    Bring a talented ensemble of gifted musicians together playing some of the great concertos and chamber music pieces of the 1700s, present the extraordinary classical mandolinist Marilynn Mair front and center, and you have a rare combination of the right musicians performing the right music at the right time.

    – David McCarty, Mandolin Magazine (USA)

    “Marilynn Mair é uma bandolinista americana de formação erudita”

    — Paulo Eduardo Neves, Agenda do Samba Choro (Brasil)

    “Mair is unstoppable… capable of evoking any landscape, past or present, you’d care to conjure.”

    – Mike Caito, Providence Phoenix (USA)

    Marilynn Mair on mandolin…touches the deepest and most engaging reaches of the ancient and passionate ‘Latin soul’.

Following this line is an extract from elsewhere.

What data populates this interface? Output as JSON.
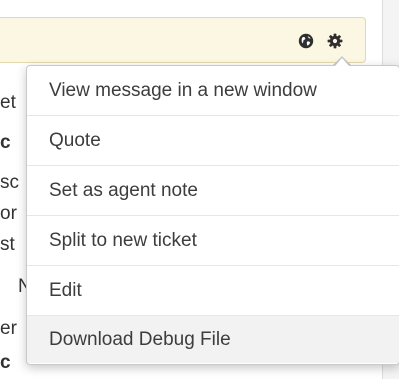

    – Carlos Agudelo, Billboard Magazine

    “A lovely concert! We estimate your spell-bound and enthusiastic audience at close to 1800 people…”

    – Lincoln Center Out-Of-Doors (USA)

    “The final repeat of the melody transmitted a strong feeling of peace and tenderness that escaped no one in the audience. It is this sensitivity and subtleness that characterized the overall performance.”

    – Brian Hodel, Guitar Review (USA)

    “A brilliant concert from beginning to end…The performance was extraordinary.”
    – La Rioja (Spain)

    “A sparkling concert… absolutely brilliant!”

    – Guitar Magazine (England)

    “Marilynn Mair acquits herself very well indeed, a most accomplished player, able to deal with the many intricacies the repertoire demands of her.”

    – Chris Kilvington, Classical Guitar (England)

    “Marilynn Mair lives up to her reputation as an excellent mandolinist, with clear tone, a beautiful tremolo, and creative expressiveness.”

    – Zupfmusik Magazin (Germany)